Line by line, output the material without altering anything.
################
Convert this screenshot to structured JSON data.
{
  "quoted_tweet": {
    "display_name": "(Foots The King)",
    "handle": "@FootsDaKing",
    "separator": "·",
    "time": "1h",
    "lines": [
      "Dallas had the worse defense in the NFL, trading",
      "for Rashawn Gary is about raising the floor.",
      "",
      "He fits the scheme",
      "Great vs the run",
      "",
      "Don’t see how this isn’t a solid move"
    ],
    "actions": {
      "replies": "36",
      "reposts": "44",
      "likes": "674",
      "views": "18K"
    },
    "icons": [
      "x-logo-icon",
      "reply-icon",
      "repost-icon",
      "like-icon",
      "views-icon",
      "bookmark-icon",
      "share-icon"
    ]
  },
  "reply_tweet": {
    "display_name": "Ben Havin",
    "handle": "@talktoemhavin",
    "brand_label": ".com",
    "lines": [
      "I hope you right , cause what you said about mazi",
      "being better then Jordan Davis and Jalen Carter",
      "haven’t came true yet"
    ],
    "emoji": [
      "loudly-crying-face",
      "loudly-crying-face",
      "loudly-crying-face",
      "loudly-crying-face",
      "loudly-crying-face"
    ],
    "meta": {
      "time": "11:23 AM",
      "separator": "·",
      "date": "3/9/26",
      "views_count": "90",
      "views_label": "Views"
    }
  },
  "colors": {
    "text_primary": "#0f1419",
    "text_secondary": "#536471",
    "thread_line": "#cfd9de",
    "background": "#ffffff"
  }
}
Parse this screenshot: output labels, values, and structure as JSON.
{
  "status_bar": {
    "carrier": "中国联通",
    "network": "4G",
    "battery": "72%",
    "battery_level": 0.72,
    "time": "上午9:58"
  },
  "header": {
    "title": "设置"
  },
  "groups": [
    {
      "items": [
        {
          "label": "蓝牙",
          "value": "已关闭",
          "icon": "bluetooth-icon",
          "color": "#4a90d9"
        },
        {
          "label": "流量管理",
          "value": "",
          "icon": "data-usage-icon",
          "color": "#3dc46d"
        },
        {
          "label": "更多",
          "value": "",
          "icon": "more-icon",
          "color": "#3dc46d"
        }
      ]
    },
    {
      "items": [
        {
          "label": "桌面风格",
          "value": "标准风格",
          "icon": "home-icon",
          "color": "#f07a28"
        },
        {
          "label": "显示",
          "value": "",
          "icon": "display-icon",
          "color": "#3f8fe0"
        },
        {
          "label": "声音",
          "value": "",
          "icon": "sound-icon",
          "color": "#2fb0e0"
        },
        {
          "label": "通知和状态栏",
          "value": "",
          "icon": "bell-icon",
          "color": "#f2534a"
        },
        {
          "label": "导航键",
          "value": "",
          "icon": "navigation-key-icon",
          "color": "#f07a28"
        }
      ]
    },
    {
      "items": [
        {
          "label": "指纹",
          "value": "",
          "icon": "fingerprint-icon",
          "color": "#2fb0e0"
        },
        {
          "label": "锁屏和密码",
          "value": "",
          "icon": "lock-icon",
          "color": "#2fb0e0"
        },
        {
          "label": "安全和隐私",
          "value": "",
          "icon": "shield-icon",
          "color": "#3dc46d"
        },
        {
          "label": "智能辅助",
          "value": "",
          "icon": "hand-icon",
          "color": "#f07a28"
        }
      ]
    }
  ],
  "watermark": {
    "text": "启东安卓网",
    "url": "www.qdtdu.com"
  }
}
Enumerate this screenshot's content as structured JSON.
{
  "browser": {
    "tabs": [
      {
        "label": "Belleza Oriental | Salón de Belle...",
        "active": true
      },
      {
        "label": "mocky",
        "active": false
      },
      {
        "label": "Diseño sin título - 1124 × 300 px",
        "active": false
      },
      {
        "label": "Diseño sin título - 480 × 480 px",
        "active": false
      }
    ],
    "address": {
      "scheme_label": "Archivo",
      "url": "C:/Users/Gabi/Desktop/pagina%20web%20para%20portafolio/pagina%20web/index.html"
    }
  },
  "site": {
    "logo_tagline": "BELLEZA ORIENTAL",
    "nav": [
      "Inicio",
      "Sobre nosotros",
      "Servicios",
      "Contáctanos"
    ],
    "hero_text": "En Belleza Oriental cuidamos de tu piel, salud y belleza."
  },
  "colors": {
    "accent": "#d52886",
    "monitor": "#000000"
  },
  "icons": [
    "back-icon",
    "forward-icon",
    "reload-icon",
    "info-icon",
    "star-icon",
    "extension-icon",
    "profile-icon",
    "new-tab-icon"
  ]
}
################
Written response
Convert this screenshot to structured JSON data.
{
  "quoted_tweet": {
    "display_name": "(Foots The King)",
    "handle": "@FootsDaKing",
    "separator": "·",
    "time": "1h",
    "lines": [
      "Dallas had the worse defense in the NFL, trading",
      "for Rashawn Gary is about raising the floor.",
      "",
      "He fits the scheme",
      "Great vs the run",
      "",
      "Don’t see how this isn’t a solid move"
    ],
    "actions": {
      "replies": "36",
      "reposts": "44",
      "likes": "674",
      "views": "18K"
    },
    "icons": [
      "x-logo-icon",
      "reply-icon",
      "repost-icon",
      "like-icon",
      "views-icon",
      "bookmark-icon",
      "share-icon"
    ]
  },
  "reply_tweet": {
    "display_name": "Ben Havin",
    "handle": "@talktoemhavin",
    "brand_label": ".com",
    "lines": [
      "I hope you right , cause what you said about mazi",
      "being better then Jordan Davis and Jalen Carter",
      "haven’t came true yet"
    ],
    "emoji": [
      "loudly-crying-face",
      "loudly-crying-face",
      "loudly-crying-face",
      "loudly-crying-face",
      "loudly-crying-face"
    ],
    "meta": {
      "time": "11:23 AM",
      "separator": "·",
      "date": "3/9/26",
      "views_count": "90",
      "views_label": "Views"
    }
  },
  "colors": {
    "text_primary": "#0f1419",
    "text_secondary": "#536471",
    "thread_line": "#cfd9de",
    "background": "#ffffff"
  }
}
Parse this screenshot: output labels, values, and structure as JSON.
{
  "status_bar": {
    "carrier": "中国联通",
    "network": "4G",
    "battery": "72%",
    "battery_level": 0.72,
    "time": "上午9:58"
  },
  "header": {
    "title": "设置"
  },
  "groups": [
    {
      "items": [
        {
          "label": "蓝牙",
          "value": "已关闭",
          "icon": "bluetooth-icon",
          "color": "#4a90d9"
        },
        {
          "label": "流量管理",
          "value": "",
          "icon": "data-usage-icon",
          "color": "#3dc46d"
        },
        {
          "label": "更多",
          "value": "",
          "icon": "more-icon",
          "color": "#3dc46d"
        }
      ]
    },
    {
      "items": [
        {
          "label": "桌面风格",
          "value": "标准风格",
          "icon": "home-icon",
          "color": "#f07a28"
        },
        {
          "label": "显示",
          "value": "",
          "icon": "display-icon",
          "color": "#3f8fe0"
        },
        {
          "label": "声音",
          "value": "",
          "icon": "sound-icon",
          "color": "#2fb0e0"
        },
        {
          "label": "通知和状态栏",
          "value": "",
          "icon": "bell-icon",
          "color": "#f2534a"
        },
        {
          "label": "导航键",
          "value": "",
          "icon": "navigation-key-icon",
          "color": "#f07a28"
        }
      ]
    },
    {
      "items": [
        {
          "label": "指纹",
          "value": "",
          "icon": "fingerprint-icon",
          "color": "#2fb0e0"
        },
        {
          "label": "锁屏和密码",
          "value": "",
          "icon": "lock-icon",
          "color": "#2fb0e0"
        },
        {
          "label": "安全和隐私",
          "value": "",
          "icon": "shield-icon",
          "color": "#3dc46d"
        },
        {
          "label": "智能辅助",
          "value": "",
          "icon": "hand-icon",
          "color": "#f07a28"
        }
      ]
    }
  ],
  "watermark": {
    "text": "启东安卓网",
    "url": "www.qdtdu.com"
  }
}
Enumerate this screenshot's content as structured JSON.
{
  "browser": {
    "tabs": [
      {
        "label": "Belleza Oriental | Salón de Belle...",
        "active": true
      },
      {
        "label": "mocky",
        "active": false
      },
      {
        "label": "Diseño sin título - 1124 × 300 px",
        "active": false
      },
      {
        "label": "Diseño sin título - 480 × 480 px",
        "active": false
      }
    ],
    "address": {
      "scheme_label": "Archivo",
      "url": "C:/Users/Gabi/Desktop/pagina%20web%20para%20portafolio/pagina%20web/index.html"
    }
  },
  "site": {
    "logo_tagline": "BELLEZA ORIENTAL",
    "nav": [
      "Inicio",
      "Sobre nosotros",
      "Servicios",
      "Contáctanos"
    ],
    "hero_text": "En Belleza Oriental cuidamos de tu piel, salud y belleza."
  },
  "colors": {
    "accent": "#d52886",
    "monitor": "#000000"
  },
  "icons": [
    "back-icon",
    "forward-icon",
    "reload-icon",
    "info-icon",
    "star-icon",
    "extension-icon",
    "profile-icon",
    "new-tab-icon"
  ]
}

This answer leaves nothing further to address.